# Exercise details
What the task needs is the data below, written out verbatim.

# Stored data
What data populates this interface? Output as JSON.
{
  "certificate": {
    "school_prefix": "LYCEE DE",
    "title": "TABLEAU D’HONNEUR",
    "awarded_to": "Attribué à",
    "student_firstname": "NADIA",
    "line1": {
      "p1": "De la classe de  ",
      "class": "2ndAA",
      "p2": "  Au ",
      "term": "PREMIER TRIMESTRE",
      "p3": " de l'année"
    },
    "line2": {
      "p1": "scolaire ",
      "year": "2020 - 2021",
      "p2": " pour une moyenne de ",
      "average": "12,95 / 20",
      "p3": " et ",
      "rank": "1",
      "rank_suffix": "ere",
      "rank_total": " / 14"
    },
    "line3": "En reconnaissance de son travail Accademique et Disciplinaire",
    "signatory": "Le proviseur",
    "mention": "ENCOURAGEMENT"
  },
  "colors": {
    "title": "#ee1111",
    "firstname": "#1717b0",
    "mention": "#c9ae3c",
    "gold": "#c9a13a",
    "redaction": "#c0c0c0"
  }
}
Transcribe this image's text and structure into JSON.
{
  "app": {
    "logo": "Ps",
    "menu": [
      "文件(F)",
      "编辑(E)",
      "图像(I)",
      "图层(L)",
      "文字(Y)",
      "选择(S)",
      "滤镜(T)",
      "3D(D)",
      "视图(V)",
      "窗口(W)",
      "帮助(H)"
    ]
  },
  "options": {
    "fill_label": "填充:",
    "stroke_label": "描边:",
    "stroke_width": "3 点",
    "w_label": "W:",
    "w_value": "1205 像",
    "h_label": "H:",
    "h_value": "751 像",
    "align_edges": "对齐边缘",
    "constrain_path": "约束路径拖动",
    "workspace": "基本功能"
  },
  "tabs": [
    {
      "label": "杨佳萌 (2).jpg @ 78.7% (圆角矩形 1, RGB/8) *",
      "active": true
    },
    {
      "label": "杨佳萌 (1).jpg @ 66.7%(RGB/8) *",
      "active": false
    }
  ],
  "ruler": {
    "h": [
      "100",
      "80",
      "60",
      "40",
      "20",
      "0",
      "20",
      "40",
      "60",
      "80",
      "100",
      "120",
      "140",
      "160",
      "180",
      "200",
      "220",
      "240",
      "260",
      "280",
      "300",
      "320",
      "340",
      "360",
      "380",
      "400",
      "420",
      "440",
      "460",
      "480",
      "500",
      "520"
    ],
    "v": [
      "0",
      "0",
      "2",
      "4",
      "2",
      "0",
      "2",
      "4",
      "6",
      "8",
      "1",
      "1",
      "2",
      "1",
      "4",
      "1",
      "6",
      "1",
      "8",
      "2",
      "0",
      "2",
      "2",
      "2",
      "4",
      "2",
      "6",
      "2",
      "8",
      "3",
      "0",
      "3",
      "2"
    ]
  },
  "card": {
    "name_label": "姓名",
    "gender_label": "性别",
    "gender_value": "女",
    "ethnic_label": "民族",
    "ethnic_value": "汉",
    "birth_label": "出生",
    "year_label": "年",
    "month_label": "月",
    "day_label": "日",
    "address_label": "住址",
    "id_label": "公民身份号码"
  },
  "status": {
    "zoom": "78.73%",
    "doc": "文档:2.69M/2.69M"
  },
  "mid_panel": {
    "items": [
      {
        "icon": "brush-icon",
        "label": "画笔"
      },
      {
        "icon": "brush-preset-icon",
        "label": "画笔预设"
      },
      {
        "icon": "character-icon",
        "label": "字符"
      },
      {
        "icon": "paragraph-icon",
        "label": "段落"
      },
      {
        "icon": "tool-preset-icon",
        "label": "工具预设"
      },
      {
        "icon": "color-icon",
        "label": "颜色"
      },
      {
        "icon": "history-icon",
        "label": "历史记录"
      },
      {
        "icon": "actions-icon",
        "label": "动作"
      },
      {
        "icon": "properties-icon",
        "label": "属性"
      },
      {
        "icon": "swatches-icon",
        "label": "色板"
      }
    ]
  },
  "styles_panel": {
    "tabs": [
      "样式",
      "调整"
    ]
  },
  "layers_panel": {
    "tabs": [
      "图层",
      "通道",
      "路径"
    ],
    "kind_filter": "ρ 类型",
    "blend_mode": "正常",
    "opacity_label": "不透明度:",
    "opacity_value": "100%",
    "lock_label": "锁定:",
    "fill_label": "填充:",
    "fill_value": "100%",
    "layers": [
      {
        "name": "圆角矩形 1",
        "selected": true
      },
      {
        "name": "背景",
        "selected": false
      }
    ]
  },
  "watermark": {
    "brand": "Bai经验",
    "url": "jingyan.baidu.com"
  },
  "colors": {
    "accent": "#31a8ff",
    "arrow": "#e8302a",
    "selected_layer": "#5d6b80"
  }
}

# Answer section
What data populates this interface? Output as JSON.
{
  "certificate": {
    "school_prefix": "LYCEE DE",
    "title": "TABLEAU D’HONNEUR",
    "awarded_to": "Attribué à",
    "student_firstname": "NADIA",
    "line1": {
      "p1": "De la classe de  ",
      "class": "2ndAA",
      "p2": "  Au ",
      "term": "PREMIER TRIMESTRE",
      "p3": " de l'année"
    },
    "line2": {
      "p1": "scolaire ",
      "year": "2020 - 2021",
      "p2": " pour une moyenne de ",
      "average": "12,95 / 20",
      "p3": " et ",
      "rank": "1",
      "rank_suffix": "ere",
      "rank_total": " / 14"
    },
    "line3": "En reconnaissance de son travail Accademique et Disciplinaire",
    "signatory": "Le proviseur",
    "mention": "ENCOURAGEMENT"
  },
  "colors": {
    "title": "#ee1111",
    "firstname": "#1717b0",
    "mention": "#c9ae3c",
    "gold": "#c9a13a",
    "redaction": "#c0c0c0"
  }
}
Transcribe this image's text and structure into JSON.
{
  "app": {
    "logo": "Ps",
    "menu": [
      "文件(F)",
      "编辑(E)",
      "图像(I)",
      "图层(L)",
      "文字(Y)",
      "选择(S)",
      "滤镜(T)",
      "3D(D)",
      "视图(V)",
      "窗口(W)",
      "帮助(H)"
    ]
  },
  "options": {
    "fill_label": "填充:",
    "stroke_label": "描边:",
    "stroke_width": "3 点",
    "w_label": "W:",
    "w_value": "1205 像",
    "h_label": "H:",
    "h_value": "751 像",
    "align_edges": "对齐边缘",
    "constrain_path": "约束路径拖动",
    "workspace": "基本功能"
  },
  "tabs": [
    {
      "label": "杨佳萌 (2).jpg @ 78.7% (圆角矩形 1, RGB/8) *",
      "active": true
    },
    {
      "label": "杨佳萌 (1).jpg @ 66.7%(RGB/8) *",
      "active": false
    }
  ],
  "ruler": {
    "h": [
      "100",
      "80",
      "60",
      "40",
      "20",
      "0",
      "20",
      "40",
      "60",
      "80",
      "100",
      "120",
      "140",
      "160",
      "180",
      "200",
      "220",
      "240",
      "260",
      "280",
      "300",
      "320",
      "340",
      "360",
      "380",
      "400",
      "420",
      "440",
      "460",
      "480",
      "500",
      "520"
    ],
    "v": [
      "0",
      "0",
      "2",
      "4",
      "2",
      "0",
      "2",
      "4",
      "6",
      "8",
      "1",
      "1",
      "2",
      "1",
      "4",
      "1",
      "6",
      "1",
      "8",
      "2",
      "0",
      "2",
      "2",
      "2",
      "4",
      "2",
      "6",
      "2",
      "8",
      "3",
      "0",
      "3",
      "2"
    ]
  },
  "card": {
    "name_label": "姓名",
    "gender_label": "性别",
    "gender_value": "女",
    "ethnic_label": "民族",
    "ethnic_value": "汉",
    "birth_label": "出生",
    "year_label": "年",
    "month_label": "月",
    "day_label": "日",
    "address_label": "住址",
    "id_label": "公民身份号码"
  },
  "status": {
    "zoom": "78.73%",
    "doc": "文档:2.69M/2.69M"
  },
  "mid_panel": {
    "items": [
      {
        "icon": "brush-icon",
        "label": "画笔"
      },
      {
        "icon": "brush-preset-icon",
        "label": "画笔预设"
      },
      {
        "icon": "character-icon",
        "label": "字符"
      },
      {
        "icon": "paragraph-icon",
        "label": "段落"
      },
      {
        "icon": "tool-preset-icon",
        "label": "工具预设"
      },
      {
        "icon": "color-icon",
        "label": "颜色"
      },
      {
        "icon": "history-icon",
        "label": "历史记录"
      },
      {
        "icon": "actions-icon",
        "label": "动作"
      },
      {
        "icon": "properties-icon",
        "label": "属性"
      },
      {
        "icon": "swatches-icon",
        "label": "色板"
      }
    ]
  },
  "styles_panel": {
    "tabs": [
      "样式",
      "调整"
    ]
  },
  "layers_panel": {
    "tabs": [
      "图层",
      "通道",
      "路径"
    ],
    "kind_filter": "ρ 类型",
    "blend_mode": "正常",
    "opacity_label": "不透明度:",
    "opacity_value": "100%",
    "lock_label": "锁定:",
    "fill_label": "填充:",
    "fill_value": "100%",
    "layers": [
      {
        "name": "圆角矩形 1",
        "selected": true
      },
      {
        "name": "背景",
        "selected": false
      }
    ]
  },
  "watermark": {
    "brand": "Bai经验",
    "url": "jingyan.baidu.com"
  },
  "colors": {
    "accent": "#31a8ff",
    "arrow": "#e8302a",
    "selected_layer": "#5d6b80"
  }
}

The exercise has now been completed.